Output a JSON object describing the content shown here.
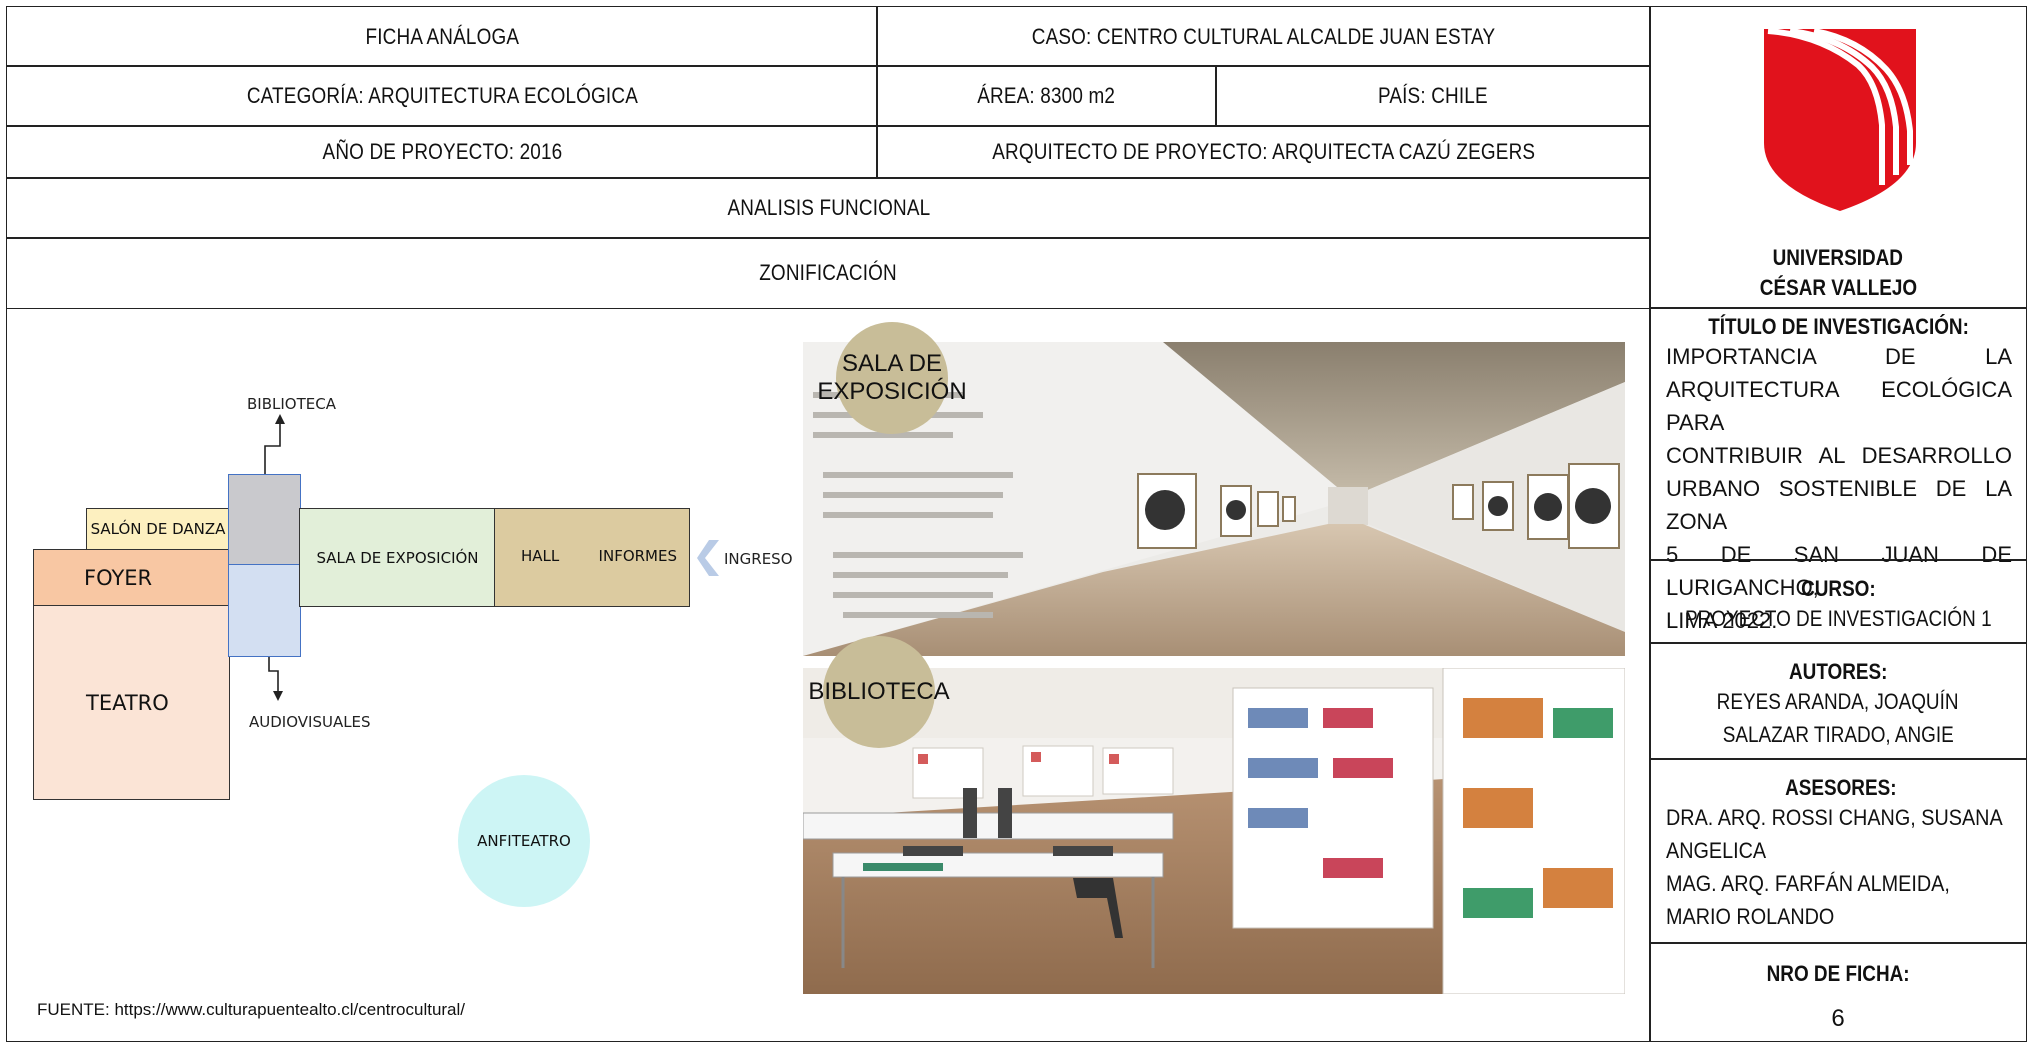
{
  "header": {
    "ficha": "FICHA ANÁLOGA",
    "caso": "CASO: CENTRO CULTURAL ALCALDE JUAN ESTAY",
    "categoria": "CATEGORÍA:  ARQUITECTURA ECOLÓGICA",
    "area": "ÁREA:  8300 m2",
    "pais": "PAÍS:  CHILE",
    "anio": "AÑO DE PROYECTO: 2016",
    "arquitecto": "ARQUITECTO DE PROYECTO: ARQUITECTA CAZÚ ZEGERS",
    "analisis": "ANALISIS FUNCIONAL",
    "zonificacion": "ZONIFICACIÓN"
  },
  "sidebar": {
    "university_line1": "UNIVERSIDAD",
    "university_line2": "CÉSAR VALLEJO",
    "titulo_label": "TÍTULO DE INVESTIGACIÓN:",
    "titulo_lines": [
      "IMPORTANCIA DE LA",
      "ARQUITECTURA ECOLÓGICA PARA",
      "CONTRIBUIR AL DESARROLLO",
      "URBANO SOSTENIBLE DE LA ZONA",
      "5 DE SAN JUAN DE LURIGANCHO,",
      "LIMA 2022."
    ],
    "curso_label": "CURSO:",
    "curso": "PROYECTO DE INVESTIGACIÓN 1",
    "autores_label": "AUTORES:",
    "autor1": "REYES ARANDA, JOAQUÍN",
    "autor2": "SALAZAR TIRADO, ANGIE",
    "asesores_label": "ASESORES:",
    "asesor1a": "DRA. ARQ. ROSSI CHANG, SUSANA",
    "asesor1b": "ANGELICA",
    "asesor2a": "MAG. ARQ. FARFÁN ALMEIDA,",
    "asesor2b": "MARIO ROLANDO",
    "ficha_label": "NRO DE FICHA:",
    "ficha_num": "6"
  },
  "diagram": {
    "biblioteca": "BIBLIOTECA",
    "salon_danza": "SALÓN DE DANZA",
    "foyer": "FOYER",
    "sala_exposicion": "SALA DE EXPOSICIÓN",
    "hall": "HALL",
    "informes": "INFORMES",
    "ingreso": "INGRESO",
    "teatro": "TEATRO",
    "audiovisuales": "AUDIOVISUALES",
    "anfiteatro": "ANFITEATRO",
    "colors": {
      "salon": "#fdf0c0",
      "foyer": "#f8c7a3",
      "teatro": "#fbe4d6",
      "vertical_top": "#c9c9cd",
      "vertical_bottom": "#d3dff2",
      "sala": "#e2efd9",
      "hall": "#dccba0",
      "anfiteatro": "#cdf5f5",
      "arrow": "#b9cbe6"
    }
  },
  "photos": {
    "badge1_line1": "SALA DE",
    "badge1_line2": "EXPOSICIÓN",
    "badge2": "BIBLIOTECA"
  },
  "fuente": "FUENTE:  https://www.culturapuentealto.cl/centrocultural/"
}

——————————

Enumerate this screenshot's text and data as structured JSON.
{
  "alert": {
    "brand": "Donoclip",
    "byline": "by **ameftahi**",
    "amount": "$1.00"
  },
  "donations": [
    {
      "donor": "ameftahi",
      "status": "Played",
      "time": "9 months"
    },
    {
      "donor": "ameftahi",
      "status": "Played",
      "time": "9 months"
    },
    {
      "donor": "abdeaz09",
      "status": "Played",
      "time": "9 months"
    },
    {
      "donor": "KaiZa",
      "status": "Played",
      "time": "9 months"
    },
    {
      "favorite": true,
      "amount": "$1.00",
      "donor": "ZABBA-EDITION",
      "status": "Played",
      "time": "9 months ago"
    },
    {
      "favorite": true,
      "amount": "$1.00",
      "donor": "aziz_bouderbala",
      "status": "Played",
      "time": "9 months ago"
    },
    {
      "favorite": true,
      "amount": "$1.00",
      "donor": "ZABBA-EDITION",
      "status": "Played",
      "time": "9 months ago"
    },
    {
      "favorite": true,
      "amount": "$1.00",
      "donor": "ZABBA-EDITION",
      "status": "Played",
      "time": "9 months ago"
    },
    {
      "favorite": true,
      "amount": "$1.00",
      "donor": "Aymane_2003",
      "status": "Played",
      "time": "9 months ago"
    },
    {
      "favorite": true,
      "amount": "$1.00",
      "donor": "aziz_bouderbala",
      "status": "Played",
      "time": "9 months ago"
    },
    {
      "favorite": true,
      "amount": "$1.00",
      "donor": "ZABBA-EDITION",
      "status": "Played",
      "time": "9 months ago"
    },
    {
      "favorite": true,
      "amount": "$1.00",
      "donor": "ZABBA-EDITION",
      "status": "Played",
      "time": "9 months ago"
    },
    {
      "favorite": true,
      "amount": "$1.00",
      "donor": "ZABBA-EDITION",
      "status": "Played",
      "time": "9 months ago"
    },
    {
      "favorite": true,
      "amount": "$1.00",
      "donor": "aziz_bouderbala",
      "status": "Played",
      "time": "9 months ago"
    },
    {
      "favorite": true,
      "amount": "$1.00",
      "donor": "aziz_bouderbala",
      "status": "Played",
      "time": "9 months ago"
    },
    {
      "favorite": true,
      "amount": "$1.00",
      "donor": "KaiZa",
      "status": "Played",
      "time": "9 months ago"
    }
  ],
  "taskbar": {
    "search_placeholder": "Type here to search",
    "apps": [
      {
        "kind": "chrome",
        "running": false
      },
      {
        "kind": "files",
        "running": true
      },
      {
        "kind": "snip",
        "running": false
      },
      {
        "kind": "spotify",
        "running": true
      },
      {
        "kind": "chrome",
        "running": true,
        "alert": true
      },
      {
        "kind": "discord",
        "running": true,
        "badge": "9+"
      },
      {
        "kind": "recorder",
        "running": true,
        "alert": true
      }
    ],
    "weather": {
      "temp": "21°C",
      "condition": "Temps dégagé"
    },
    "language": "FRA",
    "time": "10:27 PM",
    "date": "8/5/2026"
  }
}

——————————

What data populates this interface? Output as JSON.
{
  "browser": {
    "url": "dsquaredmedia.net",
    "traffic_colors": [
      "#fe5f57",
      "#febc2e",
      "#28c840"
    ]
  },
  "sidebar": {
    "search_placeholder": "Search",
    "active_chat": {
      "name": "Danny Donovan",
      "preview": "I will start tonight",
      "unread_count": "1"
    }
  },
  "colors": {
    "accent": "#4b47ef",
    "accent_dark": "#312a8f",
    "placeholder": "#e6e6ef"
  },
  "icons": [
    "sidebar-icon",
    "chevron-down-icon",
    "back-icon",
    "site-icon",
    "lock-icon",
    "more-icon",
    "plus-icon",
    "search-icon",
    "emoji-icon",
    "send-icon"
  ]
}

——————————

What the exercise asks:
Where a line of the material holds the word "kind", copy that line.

Solution to this exercise:
        "kind": "chrome",
        "kind": "files",
        "kind": "snip",
        "kind": "spotify",
        "kind": "chrome",
        "kind": "discord",
        "kind": "recorder",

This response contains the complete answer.